Use birdbaths, decorative ponds or natural sources to supply water for backyard wildlife. Dripping water is especially attractive to birds and can be supplied by rigging a garden hose or a hanging milk jug with a hole in the bottom. Bird baths should be at least 10 feet away from brush on all sides to prevent predators from sneaking up. The water should be less than two inches deep. In winter, bird baths with heaters attract a large variety of birds.
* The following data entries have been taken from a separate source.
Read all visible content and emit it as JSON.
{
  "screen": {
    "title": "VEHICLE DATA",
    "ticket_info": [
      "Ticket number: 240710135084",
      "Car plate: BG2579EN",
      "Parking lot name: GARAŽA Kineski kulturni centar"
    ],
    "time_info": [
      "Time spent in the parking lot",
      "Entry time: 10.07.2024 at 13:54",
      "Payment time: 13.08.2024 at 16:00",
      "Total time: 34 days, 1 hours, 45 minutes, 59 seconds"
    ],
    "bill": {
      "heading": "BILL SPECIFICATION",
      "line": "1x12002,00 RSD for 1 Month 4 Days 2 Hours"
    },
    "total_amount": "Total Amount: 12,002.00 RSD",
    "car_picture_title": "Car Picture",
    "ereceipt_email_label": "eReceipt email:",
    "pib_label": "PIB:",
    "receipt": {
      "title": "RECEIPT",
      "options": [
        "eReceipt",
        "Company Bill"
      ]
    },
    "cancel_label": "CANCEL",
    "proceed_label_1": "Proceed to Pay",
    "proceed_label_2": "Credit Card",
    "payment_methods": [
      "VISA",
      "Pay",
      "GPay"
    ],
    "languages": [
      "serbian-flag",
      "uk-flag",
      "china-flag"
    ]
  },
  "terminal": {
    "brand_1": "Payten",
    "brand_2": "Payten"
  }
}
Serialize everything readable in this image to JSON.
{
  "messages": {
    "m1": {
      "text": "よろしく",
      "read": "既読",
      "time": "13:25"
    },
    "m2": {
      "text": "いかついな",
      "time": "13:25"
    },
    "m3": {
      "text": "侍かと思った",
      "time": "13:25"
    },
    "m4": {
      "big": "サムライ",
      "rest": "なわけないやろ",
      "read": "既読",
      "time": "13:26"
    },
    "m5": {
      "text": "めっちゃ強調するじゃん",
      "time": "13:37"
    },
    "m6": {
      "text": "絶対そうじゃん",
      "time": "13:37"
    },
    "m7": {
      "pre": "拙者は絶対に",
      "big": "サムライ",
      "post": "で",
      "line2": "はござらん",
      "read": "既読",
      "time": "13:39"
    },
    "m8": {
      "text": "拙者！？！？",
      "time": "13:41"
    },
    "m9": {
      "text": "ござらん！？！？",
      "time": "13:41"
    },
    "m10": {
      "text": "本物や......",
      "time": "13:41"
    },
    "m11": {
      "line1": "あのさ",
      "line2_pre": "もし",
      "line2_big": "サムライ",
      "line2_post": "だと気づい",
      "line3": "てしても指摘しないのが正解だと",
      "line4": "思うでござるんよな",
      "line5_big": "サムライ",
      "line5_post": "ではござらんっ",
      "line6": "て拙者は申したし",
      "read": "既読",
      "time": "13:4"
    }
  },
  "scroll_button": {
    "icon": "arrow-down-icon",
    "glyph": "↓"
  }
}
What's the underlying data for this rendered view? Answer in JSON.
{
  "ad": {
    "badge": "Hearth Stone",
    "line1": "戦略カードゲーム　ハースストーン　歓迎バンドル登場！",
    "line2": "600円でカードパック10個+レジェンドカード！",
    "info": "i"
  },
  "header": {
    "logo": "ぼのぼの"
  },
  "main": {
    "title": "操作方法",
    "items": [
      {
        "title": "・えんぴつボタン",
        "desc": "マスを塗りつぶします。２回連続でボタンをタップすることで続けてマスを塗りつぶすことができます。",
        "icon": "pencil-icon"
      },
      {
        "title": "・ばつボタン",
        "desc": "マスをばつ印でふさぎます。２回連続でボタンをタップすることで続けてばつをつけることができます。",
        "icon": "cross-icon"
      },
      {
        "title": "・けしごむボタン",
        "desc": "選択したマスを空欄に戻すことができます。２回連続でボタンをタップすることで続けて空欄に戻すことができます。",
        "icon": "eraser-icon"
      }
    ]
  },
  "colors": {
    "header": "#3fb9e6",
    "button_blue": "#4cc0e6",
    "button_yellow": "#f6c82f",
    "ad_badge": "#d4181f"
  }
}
You can provide shelter for birds and small mammals in a variety of ways. Pile up broken branches, prunings and other plant materials for rabbits, wrens, towhees and sparrows. Thorny or densely branched trees and shrubs also provide excellent shelter. Consider planting species like shrub roses, blackberries and Russian olive. A variety of nest boxes are available to attract birds to your yard. European starlings and house sparrows will out -compete native songbirds for cavities and structures. Entrance holes should be less than 1.75 inches in size to keep starlings out of the boxes. The best way to cope with house sparrows is to remove their nests from the boxes.
Other Backyard Wildlife Enhancements
- Keep part of your garden muddy so robins and swallows can use the mud to build nests.
- Leave feathers from an old pillow or pieces of yarn or hair four to six inches long in your yard. Birds will use these to build nests.
- Leave thick, dead branches and dead tree trunks in your yard. Woodpeckers, chickadees, warblers and nuthatches will find insects on them.
- Keep your cat indoors. Songbirds and cats don’t mix!
- Minimize your use of insecticides. The more insects you have, the more birds will visit your yard.
- Leave some dry, bare ground where birds can take a dust bath. A nearby pile of sand or crushed eggshells will serve as a source of grit.